## Supplied records
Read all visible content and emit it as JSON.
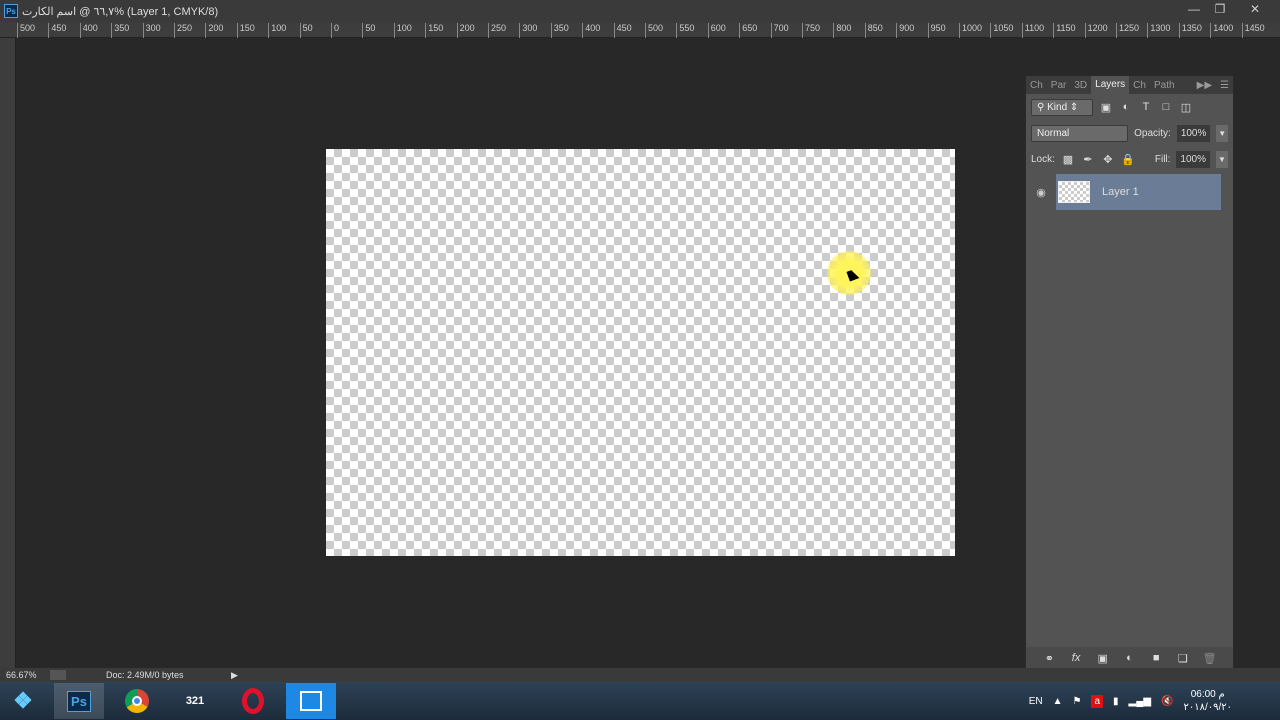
{
  "window": {
    "title": "٦٦,٧ @ اسم الكارت% (Layer 1, CMYK/8)",
    "app_icon": "Ps",
    "controls": [
      "minimize",
      "restore",
      "close"
    ]
  },
  "ruler": {
    "top_labels": [
      "500",
      "450",
      "400",
      "350",
      "300",
      "250",
      "200",
      "150",
      "100",
      "50",
      "0",
      "50",
      "100",
      "150",
      "200",
      "250",
      "300",
      "350",
      "400",
      "450",
      "500",
      "550",
      "600",
      "650",
      "700",
      "750",
      "800",
      "850",
      "900",
      "950",
      "1000",
      "1050",
      "1100",
      "1150",
      "1200",
      "1250",
      "1300",
      "1350",
      "1400",
      "1450"
    ],
    "unit": "px"
  },
  "layers_panel": {
    "tabs": [
      {
        "label": "Ch"
      },
      {
        "label": "Par"
      },
      {
        "label": "3D"
      },
      {
        "label": "Layers",
        "active": true
      },
      {
        "label": "Ch"
      },
      {
        "label": "Path"
      }
    ],
    "filter": "Kind",
    "blend_mode": "Normal",
    "opacity_label": "Opacity:",
    "opacity": "100%",
    "lock_label": "Lock:",
    "fill_label": "Fill:",
    "fill": "100%",
    "layers": [
      {
        "name": "Layer 1",
        "visible": true,
        "selected": true
      }
    ],
    "selected_color": "#6b7d96"
  },
  "status": {
    "zoom": "66.67%",
    "doc": "Doc: 2.49M/0 bytes"
  },
  "taskbar": {
    "apps": [
      "start",
      "Photoshop",
      "Chrome",
      "321 Player",
      "Opera",
      "Screen Capture"
    ],
    "tray": {
      "lang": "EN",
      "time": "06:00 م",
      "date": "٢٠١٨/٠٩/٢٠"
    }
  }
}
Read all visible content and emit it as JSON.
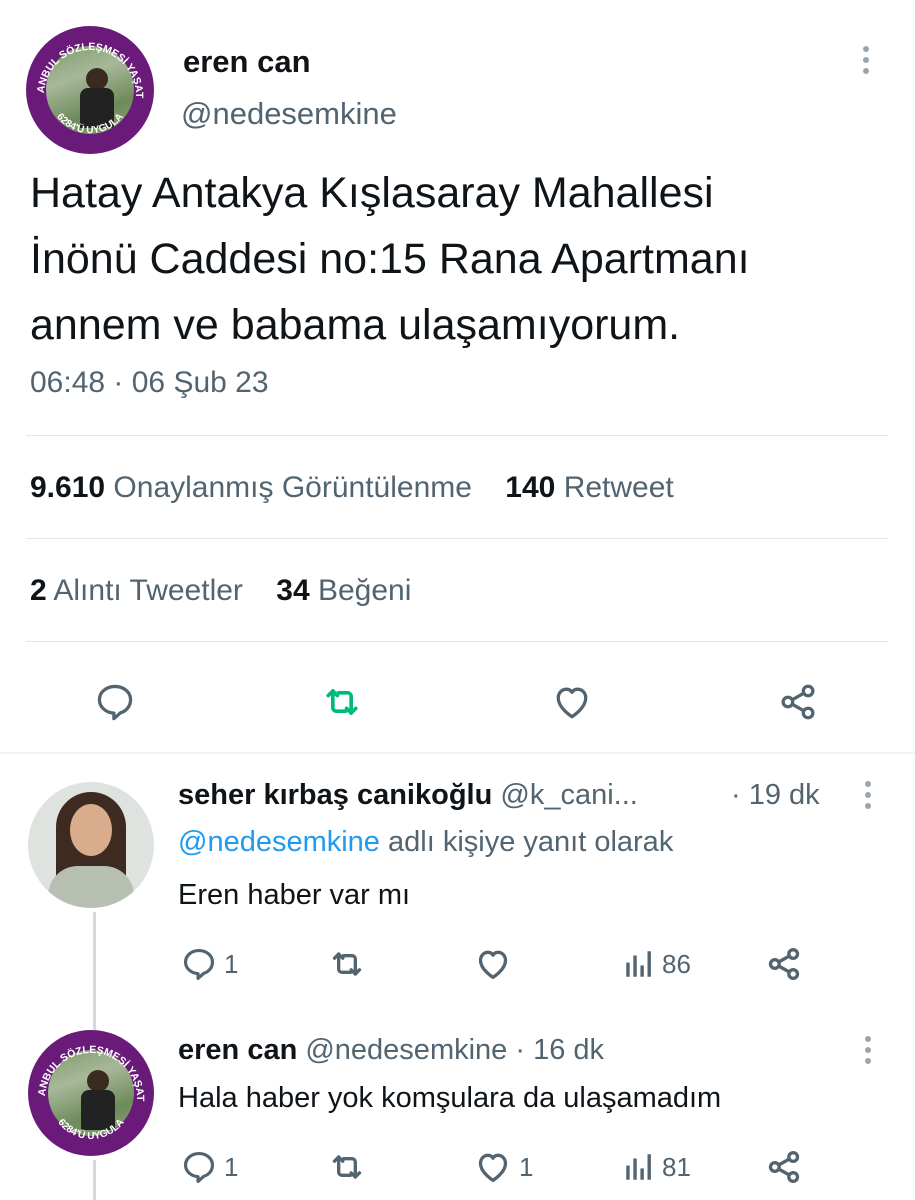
{
  "main_tweet": {
    "author_name": "eren can",
    "author_handle": "@nedesemkine",
    "avatar_ring_text_top": "İSTANBUL SÖZLEŞMESİ YAŞATIR",
    "avatar_ring_text_bottom": "6284'Ü UYGULA",
    "text_line1": "Hatay Antakya Kışlasaray Mahallesi",
    "text_line2": "İnönü Caddesi no:15 Rana Apartmanı",
    "text_line3": "annem ve babama ulaşamıyorum.",
    "timestamp": "06:48 · 06 Şub 23",
    "views_count": "9.610",
    "views_label": "Onaylanmış Görüntülenme",
    "retweets_count": "140",
    "retweets_label": "Retweet",
    "quotes_count": "2",
    "quotes_label": "Alıntı Tweetler",
    "likes_count": "34",
    "likes_label": "Beğeni"
  },
  "replies": [
    {
      "author_name": "seher kırbaş canikoğlu",
      "author_handle": "@k_cani...",
      "time": "· 19 dk",
      "reply_to_handle": "@nedesemkine",
      "reply_to_suffix": "adlı kişiye yanıt olarak",
      "text": "Eren haber var mı",
      "reply_count": "1",
      "retweet_count": "",
      "like_count": "",
      "view_count": "86"
    },
    {
      "author_name": "eren can",
      "author_handle": "@nedesemkine",
      "time": "· 16 dk",
      "text": "Hala haber yok komşulara da ulaşamadım",
      "reply_count": "1",
      "retweet_count": "",
      "like_count": "1",
      "view_count": "81"
    }
  ],
  "colors": {
    "accent_retweet": "#00ba7c",
    "link": "#1d9bf0",
    "secondary_text": "#536471",
    "ring": "#6a1b7a"
  },
  "icons": [
    "reply-icon",
    "retweet-icon",
    "like-icon",
    "share-icon",
    "views-icon",
    "more-icon"
  ]
}
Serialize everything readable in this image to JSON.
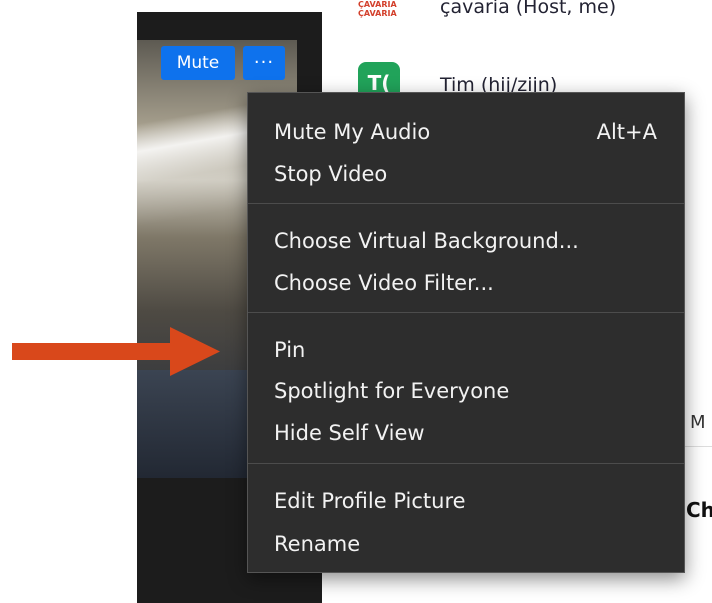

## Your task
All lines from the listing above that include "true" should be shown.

## Output of the exercise
        "active": true
        "visible": true,
        "selected": true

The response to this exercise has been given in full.